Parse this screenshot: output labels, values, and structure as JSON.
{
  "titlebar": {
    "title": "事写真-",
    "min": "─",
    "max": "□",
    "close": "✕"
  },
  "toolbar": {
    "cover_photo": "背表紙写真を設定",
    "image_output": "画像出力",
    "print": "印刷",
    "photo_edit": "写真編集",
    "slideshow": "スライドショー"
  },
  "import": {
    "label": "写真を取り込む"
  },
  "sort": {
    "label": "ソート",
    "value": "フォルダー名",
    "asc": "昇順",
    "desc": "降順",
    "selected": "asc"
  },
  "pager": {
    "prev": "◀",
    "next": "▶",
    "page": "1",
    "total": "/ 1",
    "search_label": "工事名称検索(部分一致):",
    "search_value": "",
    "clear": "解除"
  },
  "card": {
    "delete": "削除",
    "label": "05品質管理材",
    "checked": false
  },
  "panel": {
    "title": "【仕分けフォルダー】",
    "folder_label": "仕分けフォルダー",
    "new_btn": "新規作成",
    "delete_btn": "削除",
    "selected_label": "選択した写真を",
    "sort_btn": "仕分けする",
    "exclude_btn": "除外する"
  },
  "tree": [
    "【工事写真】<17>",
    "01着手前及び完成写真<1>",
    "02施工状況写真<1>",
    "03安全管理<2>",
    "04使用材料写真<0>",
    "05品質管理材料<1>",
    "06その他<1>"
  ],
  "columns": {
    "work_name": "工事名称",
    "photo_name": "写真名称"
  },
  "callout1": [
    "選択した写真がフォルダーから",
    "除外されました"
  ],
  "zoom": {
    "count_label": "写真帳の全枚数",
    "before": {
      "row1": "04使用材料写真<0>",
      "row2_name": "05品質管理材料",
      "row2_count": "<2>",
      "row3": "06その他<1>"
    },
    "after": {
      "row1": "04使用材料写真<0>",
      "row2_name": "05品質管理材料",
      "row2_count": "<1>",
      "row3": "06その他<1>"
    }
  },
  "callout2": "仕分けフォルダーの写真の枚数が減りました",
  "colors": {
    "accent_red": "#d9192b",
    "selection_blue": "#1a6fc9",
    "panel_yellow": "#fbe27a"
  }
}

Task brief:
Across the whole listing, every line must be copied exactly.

Written reply:
Parse this screenshot: output labels, values, and structure as JSON.
{
  "titlebar": {
    "title": "事写真-",
    "min": "─",
    "max": "□",
    "close": "✕"
  },
  "toolbar": {
    "cover_photo": "背表紙写真を設定",
    "image_output": "画像出力",
    "print": "印刷",
    "photo_edit": "写真編集",
    "slideshow": "スライドショー"
  },
  "import": {
    "label": "写真を取り込む"
  },
  "sort": {
    "label": "ソート",
    "value": "フォルダー名",
    "asc": "昇順",
    "desc": "降順",
    "selected": "asc"
  },
  "pager": {
    "prev": "◀",
    "next": "▶",
    "page": "1",
    "total": "/ 1",
    "search_label": "工事名称検索(部分一致):",
    "search_value": "",
    "clear": "解除"
  },
  "card": {
    "delete": "削除",
    "label": "05品質管理材",
    "checked": false
  },
  "panel": {
    "title": "【仕分けフォルダー】",
    "folder_label": "仕分けフォルダー",
    "new_btn": "新規作成",
    "delete_btn": "削除",
    "selected_label": "選択した写真を",
    "sort_btn": "仕分けする",
    "exclude_btn": "除外する"
  },
  "tree": [
    "【工事写真】<17>",
    "01着手前及び完成写真<1>",
    "02施工状況写真<1>",
    "03安全管理<2>",
    "04使用材料写真<0>",
    "05品質管理材料<1>",
    "06その他<1>"
  ],
  "columns": {
    "work_name": "工事名称",
    "photo_name": "写真名称"
  },
  "callout1": [
    "選択した写真がフォルダーから",
    "除外されました"
  ],
  "zoom": {
    "count_label": "写真帳の全枚数",
    "before": {
      "row1": "04使用材料写真<0>",
      "row2_name": "05品質管理材料",
      "row2_count": "<2>",
      "row3": "06その他<1>"
    },
    "after": {
      "row1": "04使用材料写真<0>",
      "row2_name": "05品質管理材料",
      "row2_count": "<1>",
      "row3": "06その他<1>"
    }
  },
  "callout2": "仕分けフォルダーの写真の枚数が減りました",
  "colors": {
    "accent_red": "#d9192b",
    "selection_blue": "#1a6fc9",
    "panel_yellow": "#fbe27a"
  }
}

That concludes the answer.